TASK INSTRUCTIONS >>
Which lines of the data contain the string "will"? Copy every one.

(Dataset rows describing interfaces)
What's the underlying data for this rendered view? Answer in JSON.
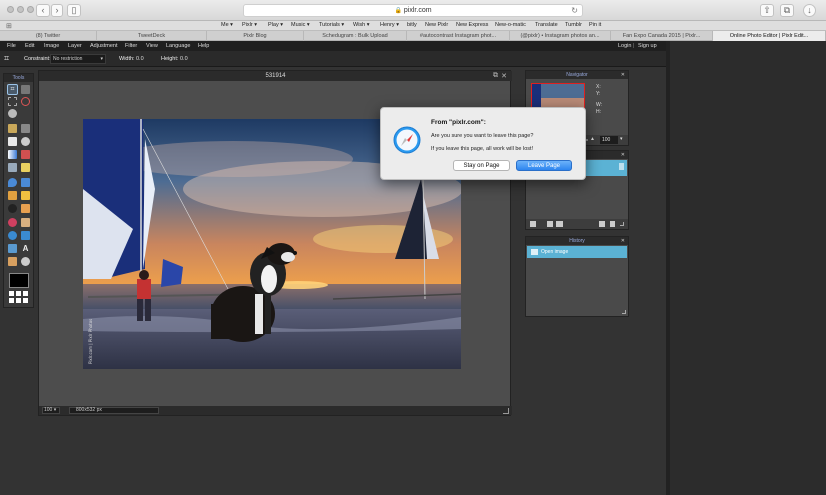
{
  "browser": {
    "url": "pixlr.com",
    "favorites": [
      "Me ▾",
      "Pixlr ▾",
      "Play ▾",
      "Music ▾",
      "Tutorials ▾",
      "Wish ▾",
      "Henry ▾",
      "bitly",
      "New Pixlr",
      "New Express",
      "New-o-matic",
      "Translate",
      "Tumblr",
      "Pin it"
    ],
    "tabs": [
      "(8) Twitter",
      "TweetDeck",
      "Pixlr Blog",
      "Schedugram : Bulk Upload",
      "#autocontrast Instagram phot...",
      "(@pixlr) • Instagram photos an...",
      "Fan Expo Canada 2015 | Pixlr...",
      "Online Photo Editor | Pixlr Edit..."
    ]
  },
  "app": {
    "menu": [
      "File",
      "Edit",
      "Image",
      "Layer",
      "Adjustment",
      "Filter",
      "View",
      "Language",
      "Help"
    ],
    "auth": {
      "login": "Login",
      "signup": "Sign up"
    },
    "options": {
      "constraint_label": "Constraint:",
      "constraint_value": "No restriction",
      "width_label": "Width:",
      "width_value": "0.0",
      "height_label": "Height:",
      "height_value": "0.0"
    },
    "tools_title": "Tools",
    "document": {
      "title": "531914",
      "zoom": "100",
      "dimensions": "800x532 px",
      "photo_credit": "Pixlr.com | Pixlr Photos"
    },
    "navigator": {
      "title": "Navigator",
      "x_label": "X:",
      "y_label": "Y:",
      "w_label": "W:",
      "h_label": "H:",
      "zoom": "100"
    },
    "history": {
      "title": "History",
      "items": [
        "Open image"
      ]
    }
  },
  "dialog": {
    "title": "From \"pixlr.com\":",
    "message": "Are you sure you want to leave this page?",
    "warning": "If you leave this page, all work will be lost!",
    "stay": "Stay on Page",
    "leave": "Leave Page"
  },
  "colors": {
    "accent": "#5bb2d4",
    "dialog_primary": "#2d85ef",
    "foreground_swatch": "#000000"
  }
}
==
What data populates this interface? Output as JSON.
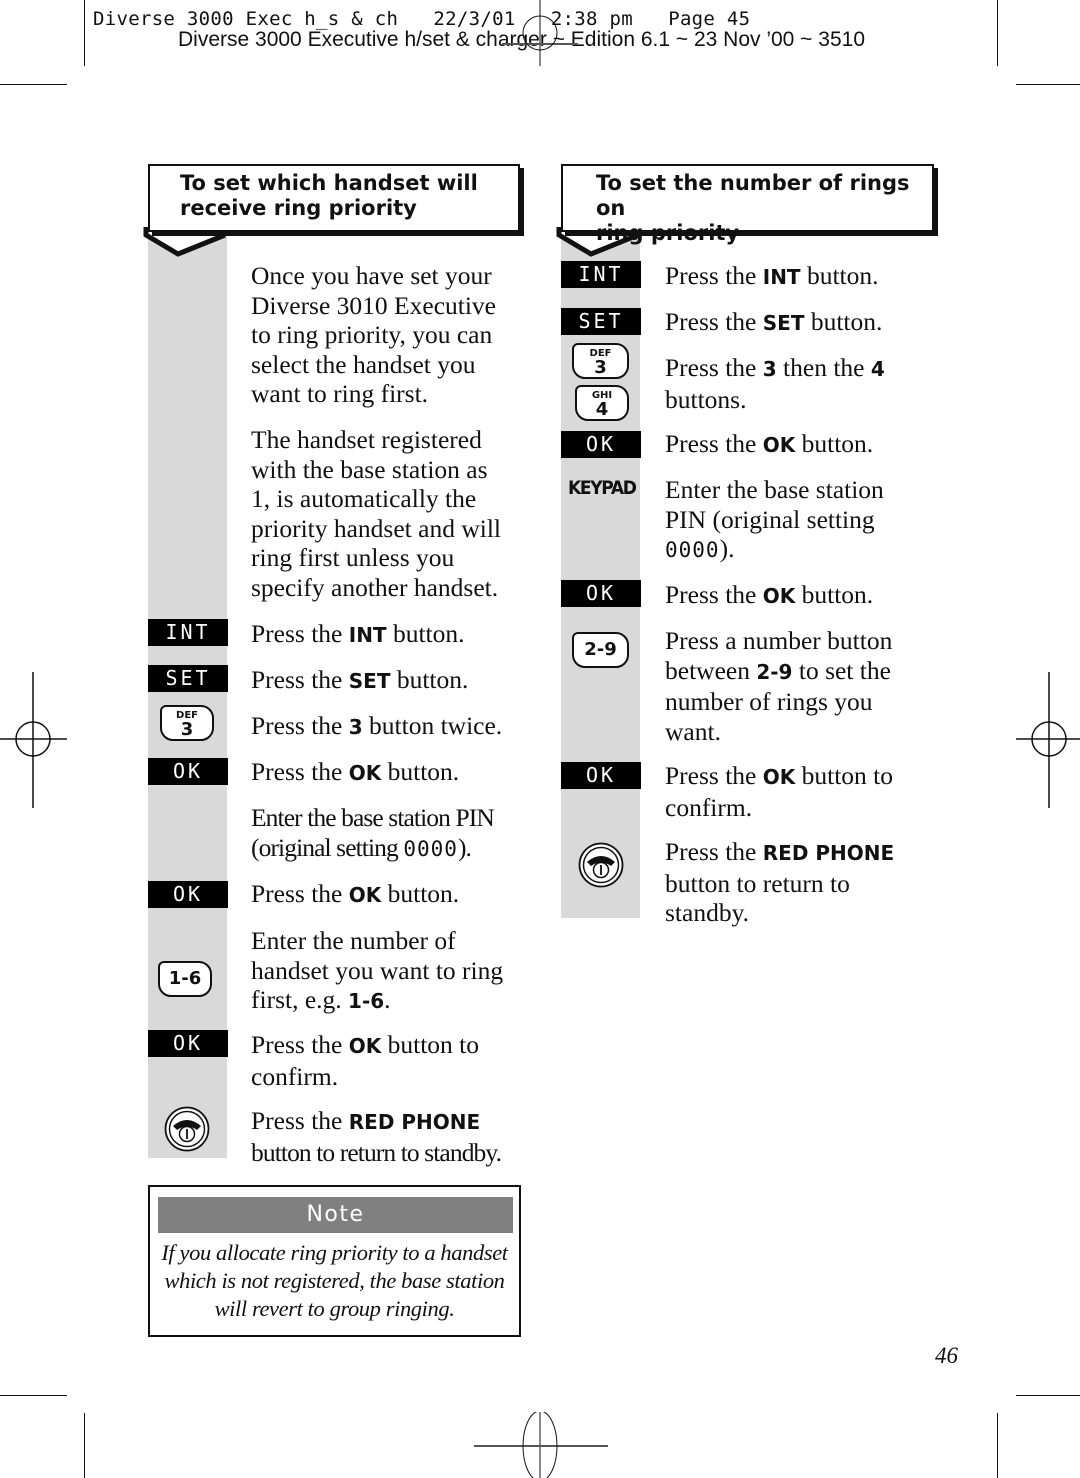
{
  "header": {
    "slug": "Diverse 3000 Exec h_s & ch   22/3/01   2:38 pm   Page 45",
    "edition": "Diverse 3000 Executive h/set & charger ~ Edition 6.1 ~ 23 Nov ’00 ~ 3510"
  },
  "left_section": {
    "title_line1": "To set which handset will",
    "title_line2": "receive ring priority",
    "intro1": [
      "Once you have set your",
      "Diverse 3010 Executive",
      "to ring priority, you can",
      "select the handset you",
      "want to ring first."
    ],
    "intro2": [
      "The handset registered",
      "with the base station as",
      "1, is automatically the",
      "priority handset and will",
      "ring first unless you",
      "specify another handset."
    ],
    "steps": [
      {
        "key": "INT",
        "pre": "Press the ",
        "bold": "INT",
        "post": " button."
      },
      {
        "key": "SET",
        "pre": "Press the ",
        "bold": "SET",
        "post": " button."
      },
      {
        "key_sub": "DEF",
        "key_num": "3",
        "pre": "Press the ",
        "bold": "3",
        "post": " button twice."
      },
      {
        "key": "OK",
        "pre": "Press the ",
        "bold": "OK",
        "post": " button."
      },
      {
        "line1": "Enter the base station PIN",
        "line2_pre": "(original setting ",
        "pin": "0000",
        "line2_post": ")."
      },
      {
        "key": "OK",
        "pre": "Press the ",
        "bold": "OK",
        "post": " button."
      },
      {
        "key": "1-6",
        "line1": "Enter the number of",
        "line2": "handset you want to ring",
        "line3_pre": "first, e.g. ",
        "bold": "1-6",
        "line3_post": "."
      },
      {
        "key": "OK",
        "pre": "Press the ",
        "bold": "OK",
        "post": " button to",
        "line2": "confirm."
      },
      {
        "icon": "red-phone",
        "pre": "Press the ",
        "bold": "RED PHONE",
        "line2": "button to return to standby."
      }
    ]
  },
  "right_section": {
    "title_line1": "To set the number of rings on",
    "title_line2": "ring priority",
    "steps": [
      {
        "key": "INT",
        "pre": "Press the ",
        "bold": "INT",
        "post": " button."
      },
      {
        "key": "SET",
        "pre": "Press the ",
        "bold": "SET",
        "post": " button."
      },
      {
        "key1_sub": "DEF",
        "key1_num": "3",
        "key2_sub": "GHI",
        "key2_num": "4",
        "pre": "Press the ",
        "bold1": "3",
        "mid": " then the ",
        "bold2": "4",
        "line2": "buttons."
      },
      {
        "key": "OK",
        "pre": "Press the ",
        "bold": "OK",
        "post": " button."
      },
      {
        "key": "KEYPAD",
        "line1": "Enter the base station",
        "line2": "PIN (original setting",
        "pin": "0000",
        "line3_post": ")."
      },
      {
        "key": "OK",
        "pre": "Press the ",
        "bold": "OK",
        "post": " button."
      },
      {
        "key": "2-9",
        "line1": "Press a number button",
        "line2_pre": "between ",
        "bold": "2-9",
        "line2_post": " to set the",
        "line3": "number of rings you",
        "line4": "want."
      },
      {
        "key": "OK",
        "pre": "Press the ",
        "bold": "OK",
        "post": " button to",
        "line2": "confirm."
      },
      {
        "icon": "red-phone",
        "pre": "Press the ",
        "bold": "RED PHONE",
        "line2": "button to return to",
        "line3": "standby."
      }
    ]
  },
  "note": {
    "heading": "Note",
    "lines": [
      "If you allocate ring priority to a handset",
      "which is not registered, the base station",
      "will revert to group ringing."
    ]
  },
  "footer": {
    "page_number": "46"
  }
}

EXERCISE ANSWER >>
    "warning": "If you leave this page, all work will be lost!",
    "title_line1": "To set which handset will",
      "priority handset and will",
      "will revert to group ringing."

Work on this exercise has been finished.